Draco becomes so wrapped up in his thoughts that he ends up being twenty minutes late on the day, and arrives to a bustling and crowded 12 Grimmauld Place. It isn’t just the family; spread throughout the house are most of the Weasleys, Kingsley Shacklebolt and Minerva McGonagall herself. Suddenly Draco realises his fears were just his own projections, that Teddy has so much more than he’d ever had, and the boy will be just fine — more than fine.

He finds his way into the kitchen and spies the table filled with wrapped gifts and envelopes, and mortification hits him that he’s forgotten to get a gift. He rushes home through the Floo to find an empty sketchbook and set of charcoals for Teddy.

Draco makes his way past the sitting room, down the hallway toward his room and studio. He’s in a hurry and finds the items quickly, not noticing the bouquet of a few dozen red roses set down on his desk until he’s turned to leave.

“What—” he stops and stares, his mind unable to process what’s in front of him. It takes a few moments, but he blinks and licks his lips, and turns toward the open doors leading from his room to his studio.

Draco has an idea of what he’ll see when he steps through but still isn’t prepared for the shock of seeing Harry Potter staring at the unfinished painting of himself and the slew of sketches and smaller paintings hung on the wall behind it. Harry’s facing away from him, and Draco’s immobilised with an amount of fear he hadn’t known possible.

“I’m sorry,” is all Draco can bring himself to say.

Harry turns around. His face is a blank canvas — unreadable — and pale and empty.

“I’m sorry,” Draco says again. He takes a step forward and gulps. “I’ve made you uncomfortable. I can explain.”

Harry blinks. “Uncomfortable?” His mouth falls open and he briefly shakes his head. “This is...overwhelming. I can’t believe you’d spend this much time...on me. That you would…” He breaks their gaze and looks back over the collection of sketches and paintings.

“Don’t,” the words are out before Draco can stop them, “look at those.” He begs. “Please.”

“Some of these are dated,” Harry says. “They’re more than a decade old. You’ve been drawing me…”

“You made me feel,” Draco starts, but he has to turn away. He can’t look at Harry. He can’t let him see his face. It feels like too much to bear his soul, he doesn’t think he could take Harry seeing the pain, the shame, the love in his eyes. “You made me feel redeemed. You saw me, my truth, before I could even think of myself that way.” He takes a shaky breath and continues, “It angered me that you knew me so well. I wanted to return the favour, to show you, and everyone else, who you truly were. But I — I could never quite get you right. It always felt as if there was a detail missing or…” Draco stops. “I realised I could never really recreate how I feel about you.”

“Well,” Harry says after a while. “It seems as if you never stopped trying.”

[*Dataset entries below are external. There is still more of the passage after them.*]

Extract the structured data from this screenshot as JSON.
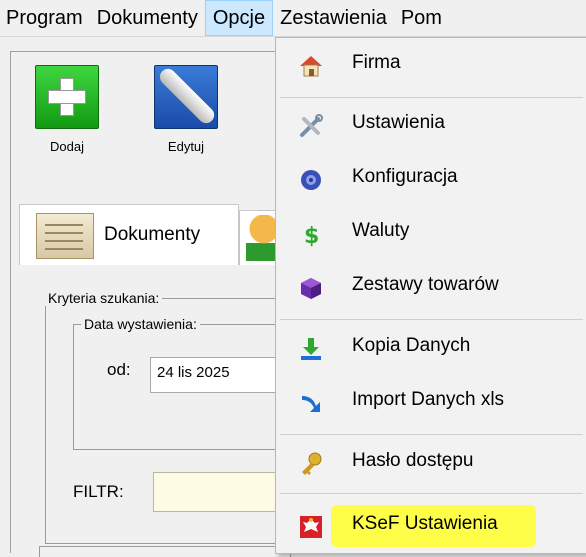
{
  "menubar": {
    "items": [
      "Program",
      "Dokumenty",
      "Opcje",
      "Zestawienia",
      "Pom"
    ]
  },
  "toolbar": {
    "add_label": "Dodaj",
    "edit_label": "Edytuj"
  },
  "tabs": {
    "documents_label": "Dokumenty"
  },
  "search": {
    "criteria_title": "Kryteria szukania:",
    "date_title": "Data wystawienia:",
    "from_label": "od:",
    "from_value": "24 lis 2025",
    "filter_label": "FILTR:",
    "filter_value": ""
  },
  "options_menu": {
    "items": [
      {
        "label": "Firma",
        "icon": "house-icon"
      },
      {
        "label": "Ustawienia",
        "icon": "tools-icon"
      },
      {
        "label": "Konfiguracja",
        "icon": "gear-icon"
      },
      {
        "label": "Waluty",
        "icon": "dollar-icon"
      },
      {
        "label": "Zestawy towarów",
        "icon": "cube-icon"
      },
      {
        "label": "Kopia Danych",
        "icon": "download-icon"
      },
      {
        "label": "Import Danych xls",
        "icon": "import-arrow-icon"
      },
      {
        "label": "Hasło dostępu",
        "icon": "key-icon"
      },
      {
        "label": "KSeF Ustawienia",
        "icon": "eagle-emblem-icon"
      }
    ]
  },
  "colors": {
    "menu_active_bg": "#cce8ff",
    "highlight": "#ffff3a",
    "filter_bg": "#fdfbe4"
  }
}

They stand in silence for minutes, hours, what feels like years, until Draco thinks back to earlier, to the flowers on his desk. He whirls around and faces Harry.

“Why did you bring me roses?” Draco asks.

Harry offers him a coy smile. “Because there’s no mistaking,” Harry takes a step toward him, “what two dozen red roses mean.”

“There isn’t,” Draco says, eyes wide. “Is there…”

“A rose,” Harry leans in, “is a rose is a rose is a rose.” He’s inches from Draco’s face and gazing at him as if Draco is worthy, and precious, and loved. “You can’t be anything other than what you are,” Harry whispers and kisses Draco softly. “And that’s the man that I love.”

“But what about all the sketches and paintings,” Draco pulls back.

Harry laughs. “Keep trying. You’ll get it.”

Harry Potter loves Draco Malfoy.

And as love stories go, this one isn’t too extraordinary, but Harry Potter — luckily — knows how much Draco Malfoy loves him.

All great masterpieces start with a blank canvas.